**Exercise description:** The result must match the data exactly, line for line.

**Records drawn from a dataset:**
☆ ☆ ☆ ☆

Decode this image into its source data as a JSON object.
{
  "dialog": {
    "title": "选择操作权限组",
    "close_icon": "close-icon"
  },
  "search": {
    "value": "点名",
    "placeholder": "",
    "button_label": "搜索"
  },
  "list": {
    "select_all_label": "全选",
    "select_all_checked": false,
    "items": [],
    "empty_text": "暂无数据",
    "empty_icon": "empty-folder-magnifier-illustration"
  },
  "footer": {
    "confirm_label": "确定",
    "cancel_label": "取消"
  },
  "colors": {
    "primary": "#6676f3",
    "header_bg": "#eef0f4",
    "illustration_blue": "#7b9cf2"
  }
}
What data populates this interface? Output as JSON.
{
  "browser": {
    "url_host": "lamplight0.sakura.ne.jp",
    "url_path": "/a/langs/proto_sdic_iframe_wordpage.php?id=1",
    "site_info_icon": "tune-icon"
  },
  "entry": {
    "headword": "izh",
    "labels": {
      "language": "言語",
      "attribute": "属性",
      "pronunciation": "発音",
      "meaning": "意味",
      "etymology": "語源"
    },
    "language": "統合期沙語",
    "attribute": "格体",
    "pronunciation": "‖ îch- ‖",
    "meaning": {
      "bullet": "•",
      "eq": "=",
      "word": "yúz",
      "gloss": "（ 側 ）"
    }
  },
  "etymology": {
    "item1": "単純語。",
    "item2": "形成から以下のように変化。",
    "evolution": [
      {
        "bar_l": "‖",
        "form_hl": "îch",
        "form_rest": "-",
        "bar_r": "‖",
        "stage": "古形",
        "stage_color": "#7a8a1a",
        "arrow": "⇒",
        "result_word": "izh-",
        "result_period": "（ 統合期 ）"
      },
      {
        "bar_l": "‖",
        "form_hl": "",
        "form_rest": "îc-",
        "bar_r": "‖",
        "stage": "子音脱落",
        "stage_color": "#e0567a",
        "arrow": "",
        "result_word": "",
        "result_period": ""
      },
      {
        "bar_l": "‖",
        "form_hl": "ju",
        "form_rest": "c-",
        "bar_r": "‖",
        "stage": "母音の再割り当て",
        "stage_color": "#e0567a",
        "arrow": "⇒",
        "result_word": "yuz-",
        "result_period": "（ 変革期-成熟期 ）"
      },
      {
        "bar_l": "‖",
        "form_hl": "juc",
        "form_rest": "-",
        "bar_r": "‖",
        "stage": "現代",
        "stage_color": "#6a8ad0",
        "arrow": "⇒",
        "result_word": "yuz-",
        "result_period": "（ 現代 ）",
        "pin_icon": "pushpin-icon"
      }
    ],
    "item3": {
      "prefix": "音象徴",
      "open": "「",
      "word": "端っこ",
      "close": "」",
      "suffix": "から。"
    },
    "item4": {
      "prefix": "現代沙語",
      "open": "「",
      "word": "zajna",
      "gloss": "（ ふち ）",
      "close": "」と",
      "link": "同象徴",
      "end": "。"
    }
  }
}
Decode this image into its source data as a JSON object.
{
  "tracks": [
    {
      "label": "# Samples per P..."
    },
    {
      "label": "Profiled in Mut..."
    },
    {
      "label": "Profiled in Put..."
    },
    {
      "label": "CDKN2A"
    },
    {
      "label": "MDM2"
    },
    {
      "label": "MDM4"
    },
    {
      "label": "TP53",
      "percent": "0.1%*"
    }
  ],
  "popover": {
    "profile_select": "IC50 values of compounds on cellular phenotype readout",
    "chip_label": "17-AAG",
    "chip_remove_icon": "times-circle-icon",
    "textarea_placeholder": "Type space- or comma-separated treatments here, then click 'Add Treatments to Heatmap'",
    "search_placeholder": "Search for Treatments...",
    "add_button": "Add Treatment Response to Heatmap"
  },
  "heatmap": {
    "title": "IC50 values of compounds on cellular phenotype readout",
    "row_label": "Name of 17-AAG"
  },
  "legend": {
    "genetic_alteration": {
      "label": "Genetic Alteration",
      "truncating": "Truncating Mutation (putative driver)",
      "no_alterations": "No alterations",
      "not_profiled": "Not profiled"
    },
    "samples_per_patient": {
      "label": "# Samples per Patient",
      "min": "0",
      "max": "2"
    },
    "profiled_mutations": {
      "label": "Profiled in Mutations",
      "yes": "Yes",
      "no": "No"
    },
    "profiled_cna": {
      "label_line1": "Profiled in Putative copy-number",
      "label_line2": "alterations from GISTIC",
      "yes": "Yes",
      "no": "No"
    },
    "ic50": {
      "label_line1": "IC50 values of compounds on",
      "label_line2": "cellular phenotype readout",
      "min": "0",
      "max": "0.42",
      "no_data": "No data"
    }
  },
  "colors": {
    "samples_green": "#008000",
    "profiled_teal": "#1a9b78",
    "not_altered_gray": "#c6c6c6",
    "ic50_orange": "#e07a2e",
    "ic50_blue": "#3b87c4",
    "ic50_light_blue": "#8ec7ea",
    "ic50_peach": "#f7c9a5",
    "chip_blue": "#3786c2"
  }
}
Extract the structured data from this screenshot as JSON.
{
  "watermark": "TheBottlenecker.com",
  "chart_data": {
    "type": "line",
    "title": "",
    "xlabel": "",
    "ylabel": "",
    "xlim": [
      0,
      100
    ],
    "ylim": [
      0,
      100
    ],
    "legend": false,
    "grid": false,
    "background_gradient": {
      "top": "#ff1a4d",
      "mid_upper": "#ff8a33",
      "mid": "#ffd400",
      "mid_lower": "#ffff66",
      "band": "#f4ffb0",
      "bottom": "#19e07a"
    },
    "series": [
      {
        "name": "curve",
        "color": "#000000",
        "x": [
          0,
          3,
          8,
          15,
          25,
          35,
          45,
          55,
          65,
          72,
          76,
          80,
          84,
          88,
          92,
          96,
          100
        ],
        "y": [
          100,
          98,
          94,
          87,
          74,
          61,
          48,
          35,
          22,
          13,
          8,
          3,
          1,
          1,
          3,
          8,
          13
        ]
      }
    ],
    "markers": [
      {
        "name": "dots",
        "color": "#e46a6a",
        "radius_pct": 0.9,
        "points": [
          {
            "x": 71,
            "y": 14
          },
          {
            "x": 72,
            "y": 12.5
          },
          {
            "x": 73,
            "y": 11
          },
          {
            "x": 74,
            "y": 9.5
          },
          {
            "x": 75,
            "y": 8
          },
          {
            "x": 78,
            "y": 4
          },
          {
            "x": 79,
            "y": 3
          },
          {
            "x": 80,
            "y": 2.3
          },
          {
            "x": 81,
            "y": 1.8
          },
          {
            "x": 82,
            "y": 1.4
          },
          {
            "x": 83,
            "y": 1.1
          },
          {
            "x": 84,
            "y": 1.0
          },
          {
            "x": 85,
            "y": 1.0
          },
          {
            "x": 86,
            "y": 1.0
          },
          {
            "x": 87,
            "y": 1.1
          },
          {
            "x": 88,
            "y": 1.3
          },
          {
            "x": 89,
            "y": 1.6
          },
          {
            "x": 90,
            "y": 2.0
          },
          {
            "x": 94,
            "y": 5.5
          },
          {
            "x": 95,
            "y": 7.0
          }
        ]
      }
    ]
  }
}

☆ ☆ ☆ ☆

**Exercise output:**
Decode this image into its source data as a JSON object.
{
  "dialog": {
    "title": "选择操作权限组",
    "close_icon": "close-icon"
  },
  "search": {
    "value": "点名",
    "placeholder": "",
    "button_label": "搜索"
  },
  "list": {
    "select_all_label": "全选",
    "select_all_checked": false,
    "items": [],
    "empty_text": "暂无数据",
    "empty_icon": "empty-folder-magnifier-illustration"
  },
  "footer": {
    "confirm_label": "确定",
    "cancel_label": "取消"
  },
  "colors": {
    "primary": "#6676f3",
    "header_bg": "#eef0f4",
    "illustration_blue": "#7b9cf2"
  }
}
What data populates this interface? Output as JSON.
{
  "browser": {
    "url_host": "lamplight0.sakura.ne.jp",
    "url_path": "/a/langs/proto_sdic_iframe_wordpage.php?id=1",
    "site_info_icon": "tune-icon"
  },
  "entry": {
    "headword": "izh",
    "labels": {
      "language": "言語",
      "attribute": "属性",
      "pronunciation": "発音",
      "meaning": "意味",
      "etymology": "語源"
    },
    "language": "統合期沙語",
    "attribute": "格体",
    "pronunciation": "‖ îch- ‖",
    "meaning": {
      "bullet": "•",
      "eq": "=",
      "word": "yúz",
      "gloss": "（ 側 ）"
    }
  },
  "etymology": {
    "item1": "単純語。",
    "item2": "形成から以下のように変化。",
    "evolution": [
      {
        "bar_l": "‖",
        "form_hl": "îch",
        "form_rest": "-",
        "bar_r": "‖",
        "stage": "古形",
        "stage_color": "#7a8a1a",
        "arrow": "⇒",
        "result_word": "izh-",
        "result_period": "（ 統合期 ）"
      },
      {
        "bar_l": "‖",
        "form_hl": "",
        "form_rest": "îc-",
        "bar_r": "‖",
        "stage": "子音脱落",
        "stage_color": "#e0567a",
        "arrow": "",
        "result_word": "",
        "result_period": ""
      },
      {
        "bar_l": "‖",
        "form_hl": "ju",
        "form_rest": "c-",
        "bar_r": "‖",
        "stage": "母音の再割り当て",
        "stage_color": "#e0567a",
        "arrow": "⇒",
        "result_word": "yuz-",
        "result_period": "（ 変革期-成熟期 ）"
      },
      {
        "bar_l": "‖",
        "form_hl": "juc",
        "form_rest": "-",
        "bar_r": "‖",
        "stage": "現代",
        "stage_color": "#6a8ad0",
        "arrow": "⇒",
        "result_word": "yuz-",
        "result_period": "（ 現代 ）",
        "pin_icon": "pushpin-icon"
      }
    ],
    "item3": {
      "prefix": "音象徴",
      "open": "「",
      "word": "端っこ",
      "close": "」",
      "suffix": "から。"
    },
    "item4": {
      "prefix": "現代沙語",
      "open": "「",
      "word": "zajna",
      "gloss": "（ ふち ）",
      "close": "」と",
      "link": "同象徴",
      "end": "。"
    }
  }
}
Decode this image into its source data as a JSON object.
{
  "tracks": [
    {
      "label": "# Samples per P..."
    },
    {
      "label": "Profiled in Mut..."
    },
    {
      "label": "Profiled in Put..."
    },
    {
      "label": "CDKN2A"
    },
    {
      "label": "MDM2"
    },
    {
      "label": "MDM4"
    },
    {
      "label": "TP53",
      "percent": "0.1%*"
    }
  ],
  "popover": {
    "profile_select": "IC50 values of compounds on cellular phenotype readout",
    "chip_label": "17-AAG",
    "chip_remove_icon": "times-circle-icon",
    "textarea_placeholder": "Type space- or comma-separated treatments here, then click 'Add Treatments to Heatmap'",
    "search_placeholder": "Search for Treatments...",
    "add_button": "Add Treatment Response to Heatmap"
  },
  "heatmap": {
    "title": "IC50 values of compounds on cellular phenotype readout",
    "row_label": "Name of 17-AAG"
  },
  "legend": {
    "genetic_alteration": {
      "label": "Genetic Alteration",
      "truncating": "Truncating Mutation (putative driver)",
      "no_alterations": "No alterations",
      "not_profiled": "Not profiled"
    },
    "samples_per_patient": {
      "label": "# Samples per Patient",
      "min": "0",
      "max": "2"
    },
    "profiled_mutations": {
      "label": "Profiled in Mutations",
      "yes": "Yes",
      "no": "No"
    },
    "profiled_cna": {
      "label_line1": "Profiled in Putative copy-number",
      "label_line2": "alterations from GISTIC",
      "yes": "Yes",
      "no": "No"
    },
    "ic50": {
      "label_line1": "IC50 values of compounds on",
      "label_line2": "cellular phenotype readout",
      "min": "0",
      "max": "0.42",
      "no_data": "No data"
    }
  },
  "colors": {
    "samples_green": "#008000",
    "profiled_teal": "#1a9b78",
    "not_altered_gray": "#c6c6c6",
    "ic50_orange": "#e07a2e",
    "ic50_blue": "#3b87c4",
    "ic50_light_blue": "#8ec7ea",
    "ic50_peach": "#f7c9a5",
    "chip_blue": "#3786c2"
  }
}
Extract the structured data from this screenshot as JSON.
{
  "watermark": "TheBottlenecker.com",
  "chart_data": {
    "type": "line",
    "title": "",
    "xlabel": "",
    "ylabel": "",
    "xlim": [
      0,
      100
    ],
    "ylim": [
      0,
      100
    ],
    "legend": false,
    "grid": false,
    "background_gradient": {
      "top": "#ff1a4d",
      "mid_upper": "#ff8a33",
      "mid": "#ffd400",
      "mid_lower": "#ffff66",
      "band": "#f4ffb0",
      "bottom": "#19e07a"
    },
    "series": [
      {
        "name": "curve",
        "color": "#000000",
        "x": [
          0,
          3,
          8,
          15,
          25,
          35,
          45,
          55,
          65,
          72,
          76,
          80,
          84,
          88,
          92,
          96,
          100
        ],
        "y": [
          100,
          98,
          94,
          87,
          74,
          61,
          48,
          35,
          22,
          13,
          8,
          3,
          1,
          1,
          3,
          8,
          13
        ]
      }
    ],
    "markers": [
      {
        "name": "dots",
        "color": "#e46a6a",
        "radius_pct": 0.9,
        "points": [
          {
            "x": 71,
            "y": 14
          },
          {
            "x": 72,
            "y": 12.5
          },
          {
            "x": 73,
            "y": 11
          },
          {
            "x": 74,
            "y": 9.5
          },
          {
            "x": 75,
            "y": 8
          },
          {
            "x": 78,
            "y": 4
          },
          {
            "x": 79,
            "y": 3
          },
          {
            "x": 80,
            "y": 2.3
          },
          {
            "x": 81,
            "y": 1.8
          },
          {
            "x": 82,
            "y": 1.4
          },
          {
            "x": 83,
            "y": 1.1
          },
          {
            "x": 84,
            "y": 1.0
          },
          {
            "x": 85,
            "y": 1.0
          },
          {
            "x": 86,
            "y": 1.0
          },
          {
            "x": 87,
            "y": 1.1
          },
          {
            "x": 88,
            "y": 1.3
          },
          {
            "x": 89,
            "y": 1.6
          },
          {
            "x": 90,
            "y": 2.0
          },
          {
            "x": 94,
            "y": 5.5
          },
          {
            "x": 95,
            "y": 7.0
          }
        ]
      }
    ]
  }
}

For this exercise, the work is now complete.